→ **PROBLEM**:
From the material below, return every line that includes "label".

→ **SUPPLIED INFORMATION**:
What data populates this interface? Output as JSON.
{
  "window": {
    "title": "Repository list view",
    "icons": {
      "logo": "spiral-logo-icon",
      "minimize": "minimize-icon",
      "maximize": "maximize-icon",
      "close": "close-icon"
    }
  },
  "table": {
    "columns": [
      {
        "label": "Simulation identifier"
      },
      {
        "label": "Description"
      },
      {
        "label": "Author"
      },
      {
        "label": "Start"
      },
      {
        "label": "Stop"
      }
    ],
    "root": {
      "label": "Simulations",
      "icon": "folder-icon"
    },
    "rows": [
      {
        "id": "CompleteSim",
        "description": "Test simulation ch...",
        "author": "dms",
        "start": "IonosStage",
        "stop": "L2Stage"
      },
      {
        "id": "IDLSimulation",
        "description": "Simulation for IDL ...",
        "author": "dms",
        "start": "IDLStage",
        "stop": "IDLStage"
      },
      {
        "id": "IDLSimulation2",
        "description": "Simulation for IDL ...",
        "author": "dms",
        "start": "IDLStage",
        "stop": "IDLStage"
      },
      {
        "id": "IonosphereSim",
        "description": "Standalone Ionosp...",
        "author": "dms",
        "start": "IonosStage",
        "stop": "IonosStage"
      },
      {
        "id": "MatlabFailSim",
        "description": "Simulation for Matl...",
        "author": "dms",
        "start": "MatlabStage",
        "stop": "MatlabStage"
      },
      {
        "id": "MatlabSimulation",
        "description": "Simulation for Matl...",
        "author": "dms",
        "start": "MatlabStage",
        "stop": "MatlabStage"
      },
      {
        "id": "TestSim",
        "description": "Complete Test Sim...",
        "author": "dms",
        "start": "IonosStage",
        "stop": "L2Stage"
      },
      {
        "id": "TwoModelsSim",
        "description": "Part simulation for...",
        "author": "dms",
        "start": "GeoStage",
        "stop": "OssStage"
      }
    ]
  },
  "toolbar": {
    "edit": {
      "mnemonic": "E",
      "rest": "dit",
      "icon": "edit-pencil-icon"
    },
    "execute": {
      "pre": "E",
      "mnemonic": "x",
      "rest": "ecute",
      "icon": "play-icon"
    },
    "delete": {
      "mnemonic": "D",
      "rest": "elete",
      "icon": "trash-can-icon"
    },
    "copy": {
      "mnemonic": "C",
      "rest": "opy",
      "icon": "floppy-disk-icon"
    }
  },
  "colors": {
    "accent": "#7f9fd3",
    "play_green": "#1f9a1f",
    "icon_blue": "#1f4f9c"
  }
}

→ **ANSWER SECTION**:
        "label": "Simulation identifier"
        "label": "Description"
        "label": "Author"
        "label": "Start"
        "label": "Stop"
      "label": "Simulations",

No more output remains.